* **Extracted entries**:
= = = =

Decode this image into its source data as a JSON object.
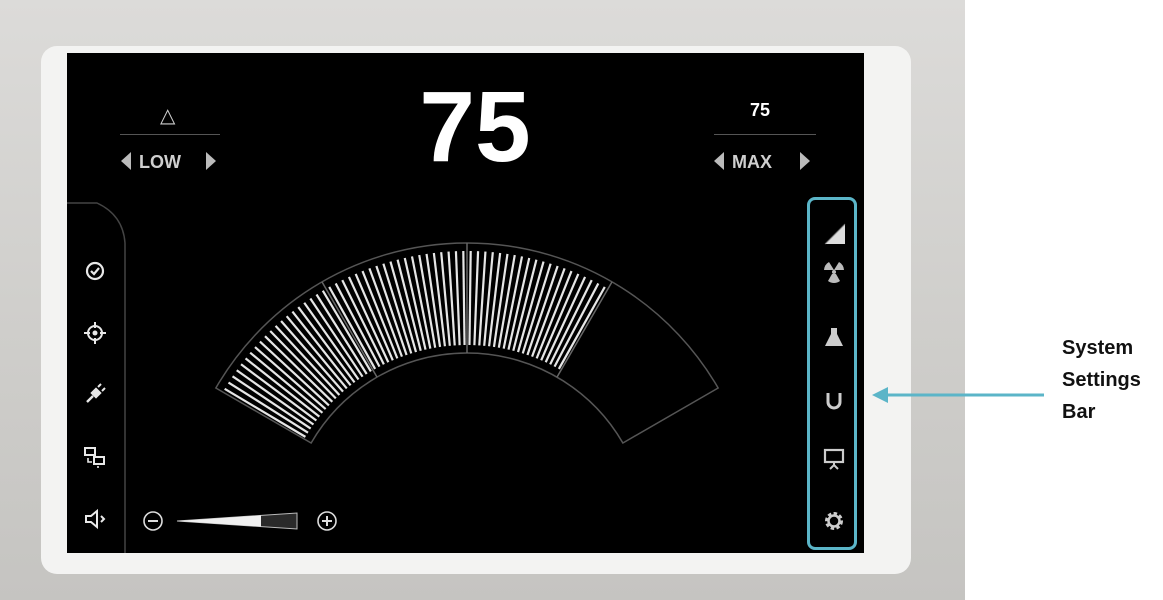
{
  "display": {
    "value": "75",
    "low": {
      "symbol": "△",
      "label": "LOW"
    },
    "max": {
      "value": "75",
      "label": "MAX"
    }
  },
  "gauge": {
    "level_fraction": 0.75
  },
  "volume": {
    "level_fraction": 0.7
  },
  "left_bar": {
    "icons": [
      "check-circle-icon",
      "target-icon",
      "plug-icon",
      "screens-icon",
      "speaker-icon"
    ]
  },
  "settings_bar": {
    "icons": [
      "corner-fold-icon",
      "radiation-icon",
      "flask-icon",
      "magnet-icon",
      "presentation-icon",
      "gear-icon"
    ],
    "highlight_color": "#5bb5c8"
  },
  "annotation": {
    "line1": "System",
    "line2": "Settings",
    "line3": "Bar"
  },
  "colors": {
    "screen": "#000000",
    "accent": "#5bb5c8",
    "segment": "#e6e6e6"
  }
}
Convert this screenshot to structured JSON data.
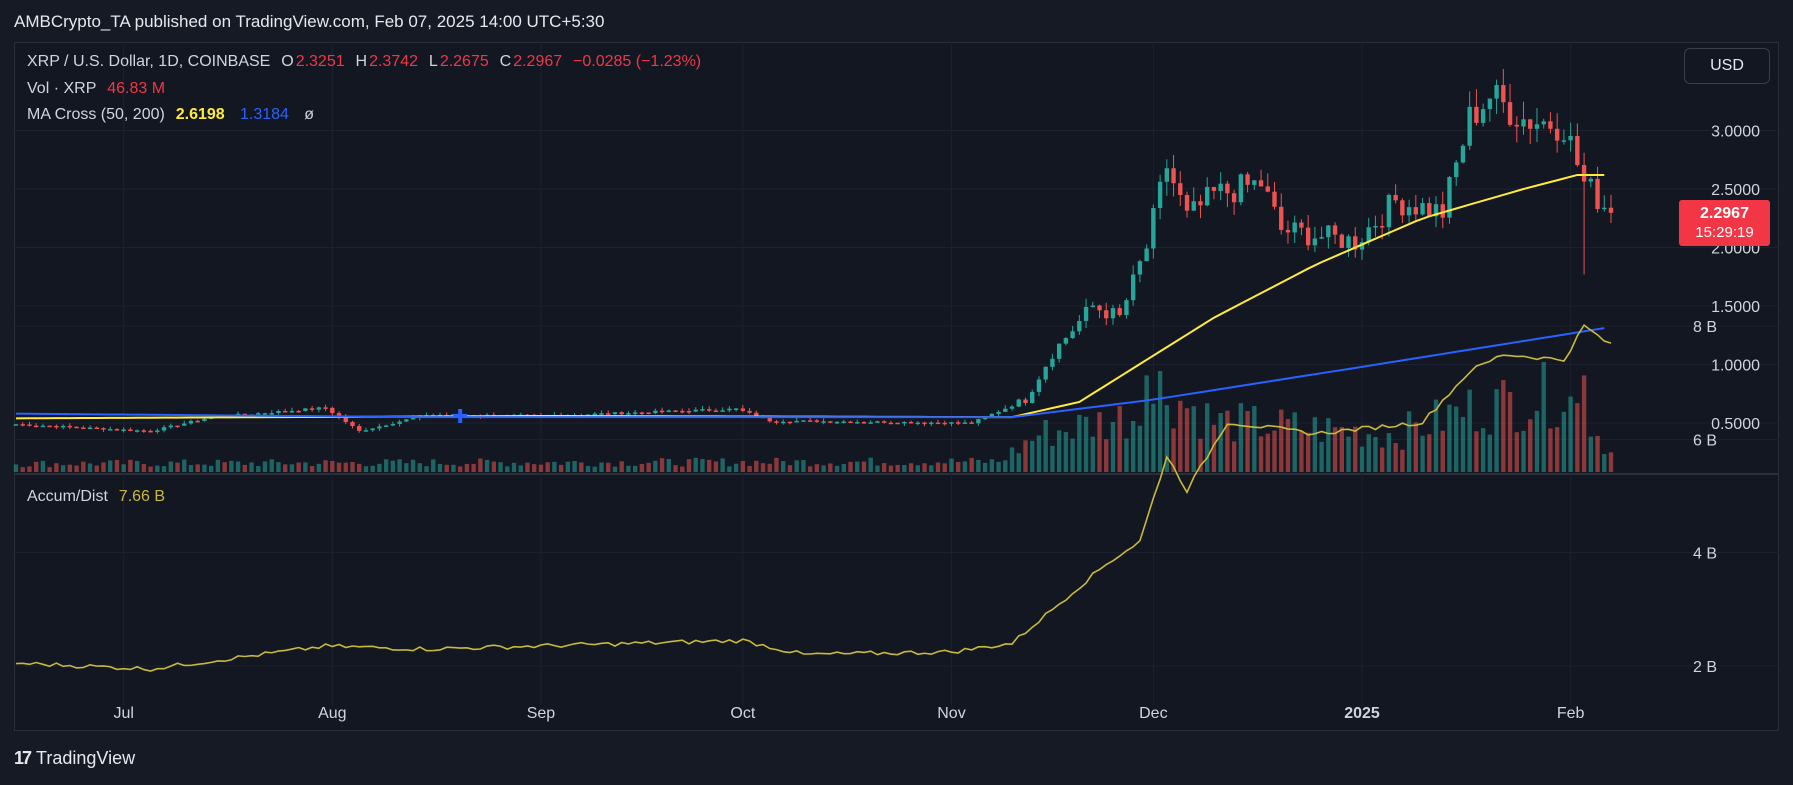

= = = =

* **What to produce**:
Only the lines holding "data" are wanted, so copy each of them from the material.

* **Solution to this exercise**:
Decode this image into its source data as a JSON object.
Convert this screenshot to structured JSON data.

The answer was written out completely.